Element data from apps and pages
========
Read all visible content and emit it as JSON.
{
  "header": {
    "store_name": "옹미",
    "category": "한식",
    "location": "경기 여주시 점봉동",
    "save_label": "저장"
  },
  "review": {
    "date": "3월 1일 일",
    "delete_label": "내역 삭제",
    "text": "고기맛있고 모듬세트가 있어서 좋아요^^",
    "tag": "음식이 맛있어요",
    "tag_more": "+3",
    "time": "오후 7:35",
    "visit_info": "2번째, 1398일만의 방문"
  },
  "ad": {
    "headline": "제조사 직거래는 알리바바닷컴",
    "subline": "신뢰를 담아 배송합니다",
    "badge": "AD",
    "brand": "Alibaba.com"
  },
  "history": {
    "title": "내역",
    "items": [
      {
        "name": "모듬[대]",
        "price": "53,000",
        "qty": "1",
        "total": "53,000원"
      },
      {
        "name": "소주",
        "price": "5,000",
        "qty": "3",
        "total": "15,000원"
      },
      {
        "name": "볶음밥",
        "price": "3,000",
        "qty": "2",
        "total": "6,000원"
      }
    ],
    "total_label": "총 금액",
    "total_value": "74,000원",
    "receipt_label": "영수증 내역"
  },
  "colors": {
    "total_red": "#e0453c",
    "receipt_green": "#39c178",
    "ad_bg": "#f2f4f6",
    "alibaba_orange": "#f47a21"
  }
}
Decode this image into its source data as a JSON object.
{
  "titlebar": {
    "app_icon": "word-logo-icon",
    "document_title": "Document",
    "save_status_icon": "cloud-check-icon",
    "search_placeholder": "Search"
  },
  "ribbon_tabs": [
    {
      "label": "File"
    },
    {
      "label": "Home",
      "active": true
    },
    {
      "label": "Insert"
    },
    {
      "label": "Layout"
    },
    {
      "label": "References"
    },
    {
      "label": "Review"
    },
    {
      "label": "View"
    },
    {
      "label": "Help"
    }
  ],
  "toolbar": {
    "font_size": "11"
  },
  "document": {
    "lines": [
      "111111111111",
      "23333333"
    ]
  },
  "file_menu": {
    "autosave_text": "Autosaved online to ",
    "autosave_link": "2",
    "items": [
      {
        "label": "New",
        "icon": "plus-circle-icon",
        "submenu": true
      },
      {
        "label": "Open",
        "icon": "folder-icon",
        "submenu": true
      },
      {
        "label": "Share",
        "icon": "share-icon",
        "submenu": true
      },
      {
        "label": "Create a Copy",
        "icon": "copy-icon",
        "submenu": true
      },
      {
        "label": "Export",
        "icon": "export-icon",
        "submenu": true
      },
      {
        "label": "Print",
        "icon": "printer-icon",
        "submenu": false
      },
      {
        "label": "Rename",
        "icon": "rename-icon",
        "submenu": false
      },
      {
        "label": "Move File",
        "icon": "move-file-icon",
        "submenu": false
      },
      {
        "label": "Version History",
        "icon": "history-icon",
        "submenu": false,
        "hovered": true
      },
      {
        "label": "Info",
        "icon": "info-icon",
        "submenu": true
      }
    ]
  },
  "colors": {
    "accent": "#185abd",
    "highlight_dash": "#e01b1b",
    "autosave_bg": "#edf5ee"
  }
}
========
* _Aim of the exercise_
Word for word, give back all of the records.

* _Written reply_
Read all visible content and emit it as JSON.
{
  "header": {
    "store_name": "옹미",
    "category": "한식",
    "location": "경기 여주시 점봉동",
    "save_label": "저장"
  },
  "review": {
    "date": "3월 1일 일",
    "delete_label": "내역 삭제",
    "text": "고기맛있고 모듬세트가 있어서 좋아요^^",
    "tag": "음식이 맛있어요",
    "tag_more": "+3",
    "time": "오후 7:35",
    "visit_info": "2번째, 1398일만의 방문"
  },
  "ad": {
    "headline": "제조사 직거래는 알리바바닷컴",
    "subline": "신뢰를 담아 배송합니다",
    "badge": "AD",
    "brand": "Alibaba.com"
  },
  "history": {
    "title": "내역",
    "items": [
      {
        "name": "모듬[대]",
        "price": "53,000",
        "qty": "1",
        "total": "53,000원"
      },
      {
        "name": "소주",
        "price": "5,000",
        "qty": "3",
        "total": "15,000원"
      },
      {
        "name": "볶음밥",
        "price": "3,000",
        "qty": "2",
        "total": "6,000원"
      }
    ],
    "total_label": "총 금액",
    "total_value": "74,000원",
    "receipt_label": "영수증 내역"
  },
  "colors": {
    "total_red": "#e0453c",
    "receipt_green": "#39c178",
    "ad_bg": "#f2f4f6",
    "alibaba_orange": "#f47a21"
  }
}
Decode this image into its source data as a JSON object.
{
  "titlebar": {
    "app_icon": "word-logo-icon",
    "document_title": "Document",
    "save_status_icon": "cloud-check-icon",
    "search_placeholder": "Search"
  },
  "ribbon_tabs": [
    {
      "label": "File"
    },
    {
      "label": "Home",
      "active": true
    },
    {
      "label": "Insert"
    },
    {
      "label": "Layout"
    },
    {
      "label": "References"
    },
    {
      "label": "Review"
    },
    {
      "label": "View"
    },
    {
      "label": "Help"
    }
  ],
  "toolbar": {
    "font_size": "11"
  },
  "document": {
    "lines": [
      "111111111111",
      "23333333"
    ]
  },
  "file_menu": {
    "autosave_text": "Autosaved online to ",
    "autosave_link": "2",
    "items": [
      {
        "label": "New",
        "icon": "plus-circle-icon",
        "submenu": true
      },
      {
        "label": "Open",
        "icon": "folder-icon",
        "submenu": true
      },
      {
        "label": "Share",
        "icon": "share-icon",
        "submenu": true
      },
      {
        "label": "Create a Copy",
        "icon": "copy-icon",
        "submenu": true
      },
      {
        "label": "Export",
        "icon": "export-icon",
        "submenu": true
      },
      {
        "label": "Print",
        "icon": "printer-icon",
        "submenu": false
      },
      {
        "label": "Rename",
        "icon": "rename-icon",
        "submenu": false
      },
      {
        "label": "Move File",
        "icon": "move-file-icon",
        "submenu": false
      },
      {
        "label": "Version History",
        "icon": "history-icon",
        "submenu": false,
        "hovered": true
      },
      {
        "label": "Info",
        "icon": "info-icon",
        "submenu": true
      }
    ]
  },
  "colors": {
    "accent": "#185abd",
    "highlight_dash": "#e01b1b",
    "autosave_bg": "#edf5ee"
  }
}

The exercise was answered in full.